*** DATASET RECORDS ***

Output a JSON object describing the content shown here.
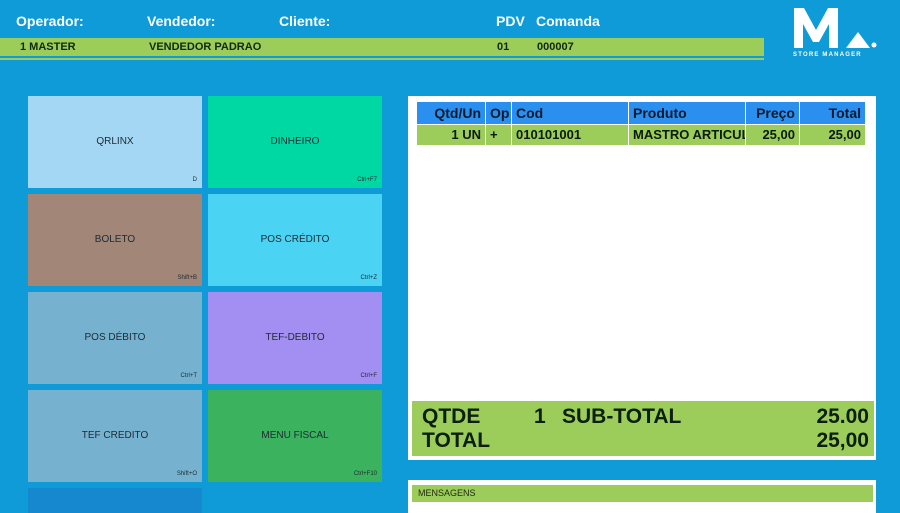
{
  "header": {
    "operador_label": "Operador:",
    "vendedor_label": "Vendedor:",
    "cliente_label": "Cliente:",
    "pdv_label": "PDV",
    "comanda_label": "Comanda",
    "operador_value": "1 MASTER",
    "vendedor_value": "VENDEDOR PADRAO",
    "cliente_value": "",
    "pdv_value": "01",
    "comanda_value": "000007"
  },
  "logo": {
    "mark": "M",
    "subtitle": "STORE MANAGER"
  },
  "payment_buttons": [
    {
      "label": "QRLINX",
      "shortcut": "D",
      "color": "#a3d7f3"
    },
    {
      "label": "DINHEIRO",
      "shortcut": "Ctrl+F7",
      "color": "#00d8a4"
    },
    {
      "label": "BOLETO",
      "shortcut": "Shift+B",
      "color": "#a28778"
    },
    {
      "label": "POS CRÉDITO",
      "shortcut": "Ctrl+Z",
      "color": "#4bd3f4"
    },
    {
      "label": "POS DÉBITO",
      "shortcut": "Ctrl+T",
      "color": "#76b2cf"
    },
    {
      "label": "TEF-DEBITO",
      "shortcut": "Ctrl+F",
      "color": "#a38ef2"
    },
    {
      "label": "TEF CREDITO",
      "shortcut": "Shift+O",
      "color": "#76b2cf"
    },
    {
      "label": "MENU FISCAL",
      "shortcut": "Ctrl+F10",
      "color": "#3bb25d"
    }
  ],
  "items_table": {
    "columns": [
      "Qtd/Un",
      "Op",
      "Cod",
      "Produto",
      "Preço",
      "Total"
    ],
    "rows": [
      [
        "1 UN",
        "+",
        "010101001",
        "MASTRO ARTICUL",
        "25,00",
        "25,00"
      ]
    ]
  },
  "totals": {
    "qtde_label": "QTDE",
    "qtde_value": "1",
    "subtotal_label": "SUB-TOTAL",
    "subtotal_value": "25.00",
    "total_label": "TOTAL",
    "total_value": "25,00"
  },
  "messages": {
    "label": "MENSAGENS"
  }
}
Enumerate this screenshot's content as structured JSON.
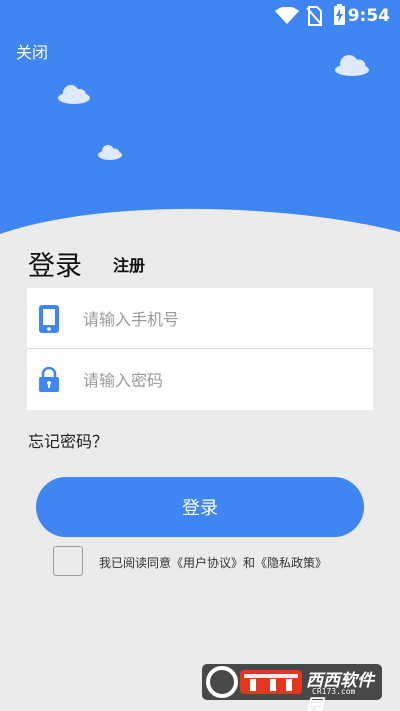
{
  "status_bar": {
    "time": "9:54",
    "icons": [
      "wifi-icon",
      "no-sim-icon",
      "battery-charging-icon"
    ]
  },
  "header": {
    "close_label": "关闭",
    "background_color": "#3f86f3"
  },
  "tabs": {
    "login": "登录",
    "register": "注册"
  },
  "form": {
    "phone_placeholder": "请输入手机号",
    "password_placeholder": "请输入密码",
    "phone_icon": "phone-icon",
    "password_icon": "lock-icon",
    "icon_color": "#3f86f3"
  },
  "forgot_password_label": "忘记密码？",
  "login_button_label": "登录",
  "agreement": {
    "checked": false,
    "text": "我已阅读同意《用户协议》和《隐私政策》"
  },
  "watermark": {
    "brand": "西西软件园",
    "url": "CR173.com"
  }
}
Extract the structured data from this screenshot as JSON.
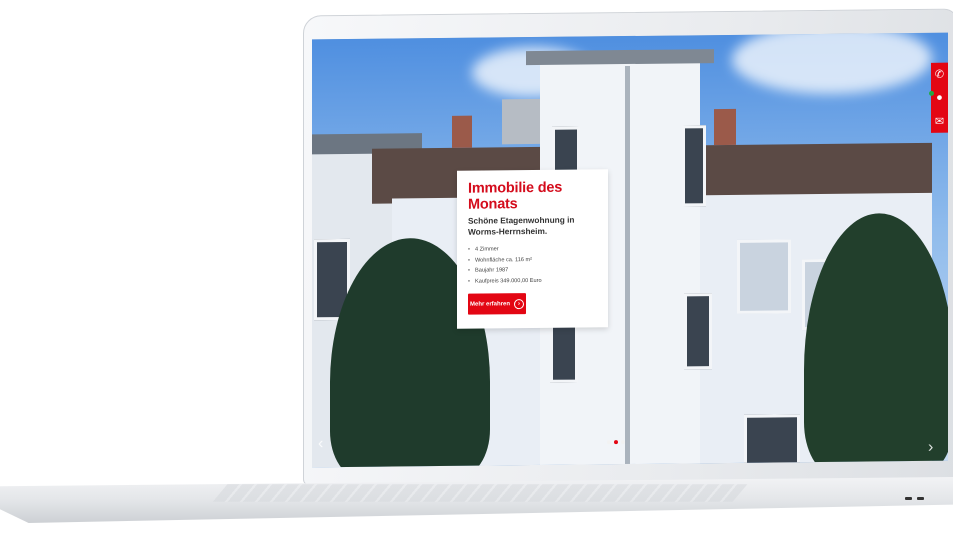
{
  "hero": {
    "title": "Immobilie des Monats",
    "subtitle": "Schöne Etagenwohnung in Worms-Herrnsheim.",
    "features": [
      "4 Zimmer",
      "Wohnfläche ca. 116 m²",
      "Baujahr 1987",
      "Kaufpreis 349.000,00 Euro"
    ],
    "cta_label": "Mehr erfahren",
    "cta_icon": "chevron-right-circle-icon"
  },
  "slider": {
    "slides": 3,
    "active_index": 1
  },
  "contact_bar": {
    "icons": [
      "phone-icon",
      "whatsapp-icon",
      "mail-icon"
    ],
    "color": "#e30613"
  },
  "colors": {
    "accent": "#e30613",
    "title": "#d40c1c"
  }
}
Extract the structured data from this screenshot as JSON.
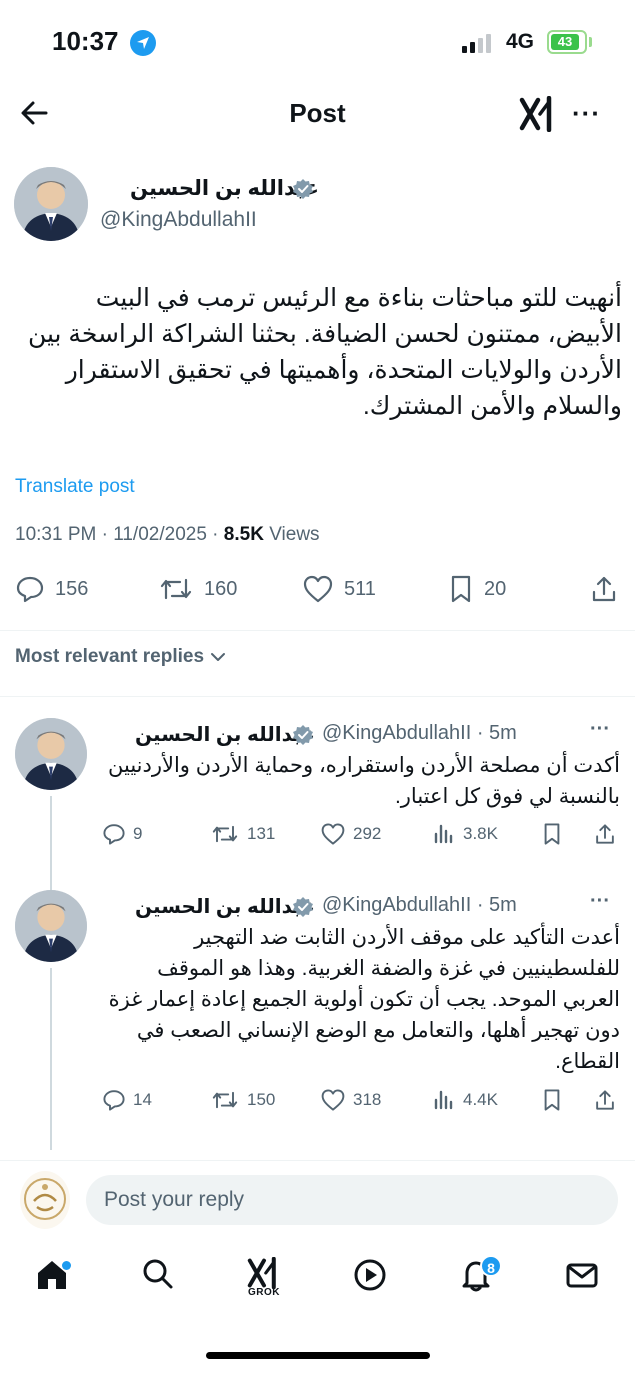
{
  "status_bar": {
    "time": "10:37",
    "network": "4G",
    "battery": "43"
  },
  "header": {
    "title": "Post",
    "more_label": "···"
  },
  "post": {
    "author_name": "عبدالله بن الحسين",
    "author_handle": "@KingAbdullahII",
    "text": "أنهيت للتو مباحثات بناءة مع الرئيس ترمب في البيت الأبيض، ممتنون لحسن الضيافة. بحثنا الشراكة الراسخة بين الأردن والولايات المتحدة، وأهميتها في تحقيق الاستقرار والسلام والأمن المشترك.",
    "translate_label": "Translate post",
    "meta_time": "10:31 PM · 11/02/2025 · ",
    "views_count": "8.5K",
    "views_label": " Views",
    "stats": {
      "replies": "156",
      "reposts": "160",
      "likes": "511",
      "bookmarks": "20"
    }
  },
  "replies_sort_label": "Most relevant replies",
  "replies": [
    {
      "author_name": "عبدالله بن الحسين",
      "handle_time": "@KingAbdullahII · 5m",
      "more_label": "···",
      "text": "أكدت أن مصلحة الأردن واستقراره، وحماية الأردن والأردنيين بالنسبة لي فوق كل اعتبار.",
      "replies": "9",
      "reposts": "131",
      "likes": "292",
      "views": "3.8K"
    },
    {
      "author_name": "عبدالله بن الحسين",
      "handle_time": "@KingAbdullahII · 5m",
      "more_label": "···",
      "text": "أعدت التأكيد على موقف الأردن الثابت ضد التهجير للفلسطينيين في غزة والضفة الغربية. وهذا هو الموقف العربي الموحد. يجب أن تكون أولوية الجميع إعادة إعمار غزة دون تهجير أهلها، والتعامل مع الوضع الإنساني الصعب في القطاع.",
      "replies": "14",
      "reposts": "150",
      "likes": "318",
      "views": "4.4K"
    }
  ],
  "composer": {
    "placeholder": "Post your reply"
  },
  "bottom_nav": {
    "grok_label": "GROK",
    "notifications_badge": "8"
  },
  "colors": {
    "accent": "#1d9bf0",
    "secondary_text": "#536471",
    "primary_text": "#0f1419"
  }
}
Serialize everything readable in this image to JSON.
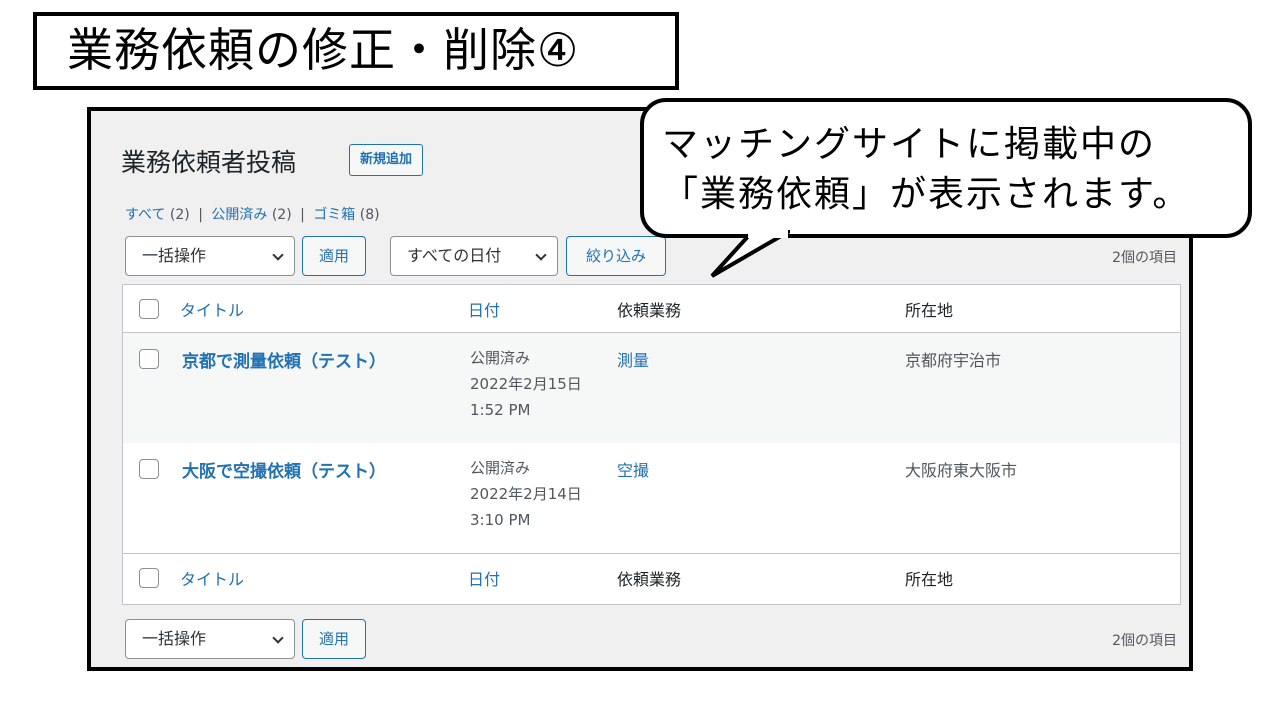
{
  "slide": {
    "title": "業務依頼の修正・削除④"
  },
  "callout": {
    "line1": "マッチングサイトに掲載中の",
    "line2": "「業務依頼」が表示されます。"
  },
  "page": {
    "title": "業務依頼者投稿",
    "add_new": "新規追加"
  },
  "filters": {
    "all_label": "すべて",
    "all_count": "(2)",
    "published_label": "公開済み",
    "published_count": "(2)",
    "trash_label": "ゴミ箱",
    "trash_count": "(8)",
    "separator": "|"
  },
  "toolbar": {
    "bulk_action": "一括操作",
    "apply": "適用",
    "all_dates": "すべての日付",
    "filter": "絞り込み",
    "items_count": "2個の項目"
  },
  "table": {
    "columns": [
      "タイトル",
      "日付",
      "依頼業務",
      "所在地"
    ],
    "rows": [
      {
        "title": "京都で測量依頼（テスト）",
        "status": "公開済み",
        "date": "2022年2月15日",
        "time": "1:52 PM",
        "service": "測量",
        "location": "京都府宇治市"
      },
      {
        "title": "大阪で空撮依頼（テスト）",
        "status": "公開済み",
        "date": "2022年2月14日",
        "time": "3:10 PM",
        "service": "空撮",
        "location": "大阪府東大阪市"
      }
    ]
  },
  "bottom_toolbar": {
    "bulk_action": "一括操作",
    "apply": "適用",
    "items_count": "2個の項目"
  }
}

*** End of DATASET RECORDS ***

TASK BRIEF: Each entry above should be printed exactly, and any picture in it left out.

EXPECTED ANSWER:
Output a JSON object describing the content shown here.
{
  "header": {
    "operador_label": "Operador:",
    "vendedor_label": "Vendedor:",
    "cliente_label": "Cliente:",
    "pdv_label": "PDV",
    "comanda_label": "Comanda",
    "operador_value": "1 MASTER",
    "vendedor_value": "VENDEDOR PADRAO",
    "cliente_value": "",
    "pdv_value": "01",
    "comanda_value": "000007"
  },
  "logo": {
    "mark": "M",
    "subtitle": "STORE MANAGER"
  },
  "payment_buttons": [
    {
      "label": "QRLINX",
      "shortcut": "D",
      "color": "#a3d7f3"
    },
    {
      "label": "DINHEIRO",
      "shortcut": "Ctrl+F7",
      "color": "#00d8a4"
    },
    {
      "label": "BOLETO",
      "shortcut": "Shift+B",
      "color": "#a28778"
    },
    {
      "label": "POS CRÉDITO",
      "shortcut": "Ctrl+Z",
      "color": "#4bd3f4"
    },
    {
      "label": "POS DÉBITO",
      "shortcut": "Ctrl+T",
      "color": "#76b2cf"
    },
    {
      "label": "TEF-DEBITO",
      "shortcut": "Ctrl+F",
      "color": "#a38ef2"
    },
    {
      "label": "TEF CREDITO",
      "shortcut": "Shift+O",
      "color": "#76b2cf"
    },
    {
      "label": "MENU FISCAL",
      "shortcut": "Ctrl+F10",
      "color": "#3bb25d"
    }
  ],
  "items_table": {
    "columns": [
      "Qtd/Un",
      "Op",
      "Cod",
      "Produto",
      "Preço",
      "Total"
    ],
    "rows": [
      [
        "1 UN",
        "+",
        "010101001",
        "MASTRO ARTICUL",
        "25,00",
        "25,00"
      ]
    ]
  },
  "totals": {
    "qtde_label": "QTDE",
    "qtde_value": "1",
    "subtotal_label": "SUB-TOTAL",
    "subtotal_value": "25.00",
    "total_label": "TOTAL",
    "total_value": "25,00"
  },
  "messages": {
    "label": "MENSAGENS"
  }
}
Enumerate this screenshot's content as structured JSON.
{
  "status_bar": {
    "time": "9:54",
    "icons": [
      "wifi-icon",
      "no-sim-icon",
      "battery-charging-icon"
    ]
  },
  "header": {
    "close_label": "关闭",
    "background_color": "#3f86f3"
  },
  "tabs": {
    "login": "登录",
    "register": "注册"
  },
  "form": {
    "phone_placeholder": "请输入手机号",
    "password_placeholder": "请输入密码",
    "phone_icon": "phone-icon",
    "password_icon": "lock-icon",
    "icon_color": "#3f86f3"
  },
  "forgot_password_label": "忘记密码？",
  "login_button_label": "登录",
  "agreement": {
    "checked": false,
    "text": "我已阅读同意《用户协议》和《隐私政策》"
  },
  "watermark": {
    "brand": "西西软件园",
    "url": "CR173.com"
  }
}
Extract the structured data from this screenshot as JSON.
{
  "hero": {
    "title": "Immobilie des Monats",
    "subtitle": "Schöne Etagenwohnung in Worms-Herrnsheim.",
    "features": [
      "4 Zimmer",
      "Wohnfläche ca. 116 m²",
      "Baujahr 1987",
      "Kaufpreis 349.000,00 Euro"
    ],
    "cta_label": "Mehr erfahren",
    "cta_icon": "chevron-right-circle-icon"
  },
  "slider": {
    "slides": 3,
    "active_index": 1
  },
  "contact_bar": {
    "icons": [
      "phone-icon",
      "whatsapp-icon",
      "mail-icon"
    ],
    "color": "#e30613"
  },
  "colors": {
    "accent": "#e30613",
    "title": "#d40c1c"
  }
}
Extract the structured data from this screenshot as JSON.
{
  "status_bar": {
    "time": "10:37",
    "network": "4G",
    "battery": "43"
  },
  "header": {
    "title": "Post",
    "more_label": "···"
  },
  "post": {
    "author_name": "عبدالله بن الحسين",
    "author_handle": "@KingAbdullahII",
    "text": "أنهيت للتو مباحثات بناءة مع الرئيس ترمب في البيت الأبيض، ممتنون لحسن الضيافة. بحثنا الشراكة الراسخة بين الأردن والولايات المتحدة، وأهميتها في تحقيق الاستقرار والسلام والأمن المشترك.",
    "translate_label": "Translate post",
    "meta_time": "10:31 PM · 11/02/2025 · ",
    "views_count": "8.5K",
    "views_label": " Views",
    "stats": {
      "replies": "156",
      "reposts": "160",
      "likes": "511",
      "bookmarks": "20"
    }
  },
  "replies_sort_label": "Most relevant replies",
  "replies": [
    {
      "author_name": "عبدالله بن الحسين",
      "handle_time": "@KingAbdullahII · 5m",
      "more_label": "···",
      "text": "أكدت أن مصلحة الأردن واستقراره، وحماية الأردن والأردنيين بالنسبة لي فوق كل اعتبار.",
      "replies": "9",
      "reposts": "131",
      "likes": "292",
      "views": "3.8K"
    },
    {
      "author_name": "عبدالله بن الحسين",
      "handle_time": "@KingAbdullahII · 5m",
      "more_label": "···",
      "text": "أعدت التأكيد على موقف الأردن الثابت ضد التهجير للفلسطينيين في غزة والضفة الغربية. وهذا هو الموقف العربي الموحد. يجب أن تكون أولوية الجميع إعادة إعمار غزة دون تهجير أهلها، والتعامل مع الوضع الإنساني الصعب في القطاع.",
      "replies": "14",
      "reposts": "150",
      "likes": "318",
      "views": "4.4K"
    }
  ],
  "composer": {
    "placeholder": "Post your reply"
  },
  "bottom_nav": {
    "grok_label": "GROK",
    "notifications_badge": "8"
  },
  "colors": {
    "accent": "#1d9bf0",
    "secondary_text": "#536471",
    "primary_text": "#0f1419"
  }
}
Serialize everything readable in this image to JSON.
{
  "slide": {
    "title": "業務依頼の修正・削除④"
  },
  "callout": {
    "line1": "マッチングサイトに掲載中の",
    "line2": "「業務依頼」が表示されます。"
  },
  "page": {
    "title": "業務依頼者投稿",
    "add_new": "新規追加"
  },
  "filters": {
    "all_label": "すべて",
    "all_count": "(2)",
    "published_label": "公開済み",
    "published_count": "(2)",
    "trash_label": "ゴミ箱",
    "trash_count": "(8)",
    "separator": "|"
  },
  "toolbar": {
    "bulk_action": "一括操作",
    "apply": "適用",
    "all_dates": "すべての日付",
    "filter": "絞り込み",
    "items_count": "2個の項目"
  },
  "table": {
    "columns": [
      "タイトル",
      "日付",
      "依頼業務",
      "所在地"
    ],
    "rows": [
      {
        "title": "京都で測量依頼（テスト）",
        "status": "公開済み",
        "date": "2022年2月15日",
        "time": "1:52 PM",
        "service": "測量",
        "location": "京都府宇治市"
      },
      {
        "title": "大阪で空撮依頼（テスト）",
        "status": "公開済み",
        "date": "2022年2月14日",
        "time": "3:10 PM",
        "service": "空撮",
        "location": "大阪府東大阪市"
      }
    ]
  },
  "bottom_toolbar": {
    "bulk_action": "一括操作",
    "apply": "適用",
    "items_count": "2個の項目"
  }
}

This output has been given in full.